▶ Problem details
Every record below must come back exactly as given.

▶ Data for this exercise
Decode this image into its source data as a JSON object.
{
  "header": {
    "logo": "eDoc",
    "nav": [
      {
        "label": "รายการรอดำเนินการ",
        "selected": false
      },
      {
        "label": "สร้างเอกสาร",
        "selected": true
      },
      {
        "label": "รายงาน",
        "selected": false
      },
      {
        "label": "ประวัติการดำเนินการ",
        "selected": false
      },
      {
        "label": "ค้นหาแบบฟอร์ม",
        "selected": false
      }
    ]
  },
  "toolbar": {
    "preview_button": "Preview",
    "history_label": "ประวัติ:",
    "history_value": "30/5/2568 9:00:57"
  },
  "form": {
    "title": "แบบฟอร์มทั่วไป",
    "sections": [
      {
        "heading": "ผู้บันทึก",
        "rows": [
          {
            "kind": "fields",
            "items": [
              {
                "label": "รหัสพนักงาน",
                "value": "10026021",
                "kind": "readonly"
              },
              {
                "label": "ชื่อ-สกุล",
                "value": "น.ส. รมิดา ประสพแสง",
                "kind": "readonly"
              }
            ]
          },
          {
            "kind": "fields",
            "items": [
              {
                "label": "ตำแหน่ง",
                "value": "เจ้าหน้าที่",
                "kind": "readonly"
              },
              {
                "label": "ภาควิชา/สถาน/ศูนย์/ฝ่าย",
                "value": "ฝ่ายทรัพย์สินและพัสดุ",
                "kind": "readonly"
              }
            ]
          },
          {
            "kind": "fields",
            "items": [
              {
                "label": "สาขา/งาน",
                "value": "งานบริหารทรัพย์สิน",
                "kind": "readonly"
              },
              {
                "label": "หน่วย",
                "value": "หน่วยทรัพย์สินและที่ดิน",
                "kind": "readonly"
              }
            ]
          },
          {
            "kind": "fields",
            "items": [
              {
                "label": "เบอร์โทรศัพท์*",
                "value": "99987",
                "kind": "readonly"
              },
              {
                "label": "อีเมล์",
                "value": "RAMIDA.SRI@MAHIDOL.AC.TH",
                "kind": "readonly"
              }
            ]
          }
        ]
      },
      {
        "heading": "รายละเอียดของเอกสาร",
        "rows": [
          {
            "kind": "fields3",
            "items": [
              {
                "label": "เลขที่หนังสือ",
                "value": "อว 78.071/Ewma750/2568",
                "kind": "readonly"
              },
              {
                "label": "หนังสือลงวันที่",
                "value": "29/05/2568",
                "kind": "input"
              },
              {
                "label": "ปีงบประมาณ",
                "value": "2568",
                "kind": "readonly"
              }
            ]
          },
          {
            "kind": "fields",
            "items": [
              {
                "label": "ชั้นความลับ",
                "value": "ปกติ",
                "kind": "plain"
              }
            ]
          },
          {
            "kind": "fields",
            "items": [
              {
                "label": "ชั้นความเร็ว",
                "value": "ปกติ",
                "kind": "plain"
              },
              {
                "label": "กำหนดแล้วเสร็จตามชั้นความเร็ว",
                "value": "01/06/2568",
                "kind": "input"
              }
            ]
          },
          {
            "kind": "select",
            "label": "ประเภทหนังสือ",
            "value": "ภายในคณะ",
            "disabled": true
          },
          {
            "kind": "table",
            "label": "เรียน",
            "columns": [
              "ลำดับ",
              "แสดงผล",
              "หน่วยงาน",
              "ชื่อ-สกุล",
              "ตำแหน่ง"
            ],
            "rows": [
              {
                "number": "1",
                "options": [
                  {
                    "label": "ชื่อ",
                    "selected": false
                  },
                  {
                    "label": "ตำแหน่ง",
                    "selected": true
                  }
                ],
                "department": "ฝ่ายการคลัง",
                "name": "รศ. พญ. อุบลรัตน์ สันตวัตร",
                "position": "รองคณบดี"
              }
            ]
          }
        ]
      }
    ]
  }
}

▶ Response
Decode this image into its source data as a JSON object.
{
  "header": {
    "logo": "eDoc",
    "nav": [
      {
        "label": "รายการรอดำเนินการ",
        "selected": false
      },
      {
        "label": "สร้างเอกสาร",
        "selected": true
      },
      {
        "label": "รายงาน",
        "selected": false
      },
      {
        "label": "ประวัติการดำเนินการ",
        "selected": false
      },
      {
        "label": "ค้นหาแบบฟอร์ม",
        "selected": false
      }
    ]
  },
  "toolbar": {
    "preview_button": "Preview",
    "history_label": "ประวัติ:",
    "history_value": "30/5/2568 9:00:57"
  },
  "form": {
    "title": "แบบฟอร์มทั่วไป",
    "sections": [
      {
        "heading": "ผู้บันทึก",
        "rows": [
          {
            "kind": "fields",
            "items": [
              {
                "label": "รหัสพนักงาน",
                "value": "10026021",
                "kind": "readonly"
              },
              {
                "label": "ชื่อ-สกุล",
                "value": "น.ส. รมิดา ประสพแสง",
                "kind": "readonly"
              }
            ]
          },
          {
            "kind": "fields",
            "items": [
              {
                "label": "ตำแหน่ง",
                "value": "เจ้าหน้าที่",
                "kind": "readonly"
              },
              {
                "label": "ภาควิชา/สถาน/ศูนย์/ฝ่าย",
                "value": "ฝ่ายทรัพย์สินและพัสดุ",
                "kind": "readonly"
              }
            ]
          },
          {
            "kind": "fields",
            "items": [
              {
                "label": "สาขา/งาน",
                "value": "งานบริหารทรัพย์สิน",
                "kind": "readonly"
              },
              {
                "label": "หน่วย",
                "value": "หน่วยทรัพย์สินและที่ดิน",
                "kind": "readonly"
              }
            ]
          },
          {
            "kind": "fields",
            "items": [
              {
                "label": "เบอร์โทรศัพท์*",
                "value": "99987",
                "kind": "readonly"
              },
              {
                "label": "อีเมล์",
                "value": "RAMIDA.SRI@MAHIDOL.AC.TH",
                "kind": "readonly"
              }
            ]
          }
        ]
      },
      {
        "heading": "รายละเอียดของเอกสาร",
        "rows": [
          {
            "kind": "fields3",
            "items": [
              {
                "label": "เลขที่หนังสือ",
                "value": "อว 78.071/Ewma750/2568",
                "kind": "readonly"
              },
              {
                "label": "หนังสือลงวันที่",
                "value": "29/05/2568",
                "kind": "input"
              },
              {
                "label": "ปีงบประมาณ",
                "value": "2568",
                "kind": "readonly"
              }
            ]
          },
          {
            "kind": "fields",
            "items": [
              {
                "label": "ชั้นความลับ",
                "value": "ปกติ",
                "kind": "plain"
              }
            ]
          },
          {
            "kind": "fields",
            "items": [
              {
                "label": "ชั้นความเร็ว",
                "value": "ปกติ",
                "kind": "plain"
              },
              {
                "label": "กำหนดแล้วเสร็จตามชั้นความเร็ว",
                "value": "01/06/2568",
                "kind": "input"
              }
            ]
          },
          {
            "kind": "select",
            "label": "ประเภทหนังสือ",
            "value": "ภายในคณะ",
            "disabled": true
          },
          {
            "kind": "table",
            "label": "เรียน",
            "columns": [
              "ลำดับ",
              "แสดงผล",
              "หน่วยงาน",
              "ชื่อ-สกุล",
              "ตำแหน่ง"
            ],
            "rows": [
              {
                "number": "1",
                "options": [
                  {
                    "label": "ชื่อ",
                    "selected": false
                  },
                  {
                    "label": "ตำแหน่ง",
                    "selected": true
                  }
                ],
                "department": "ฝ่ายการคลัง",
                "name": "รศ. พญ. อุบลรัตน์ สันตวัตร",
                "position": "รองคณบดี"
              }
            ]
          }
        ]
      }
    ]
  }
}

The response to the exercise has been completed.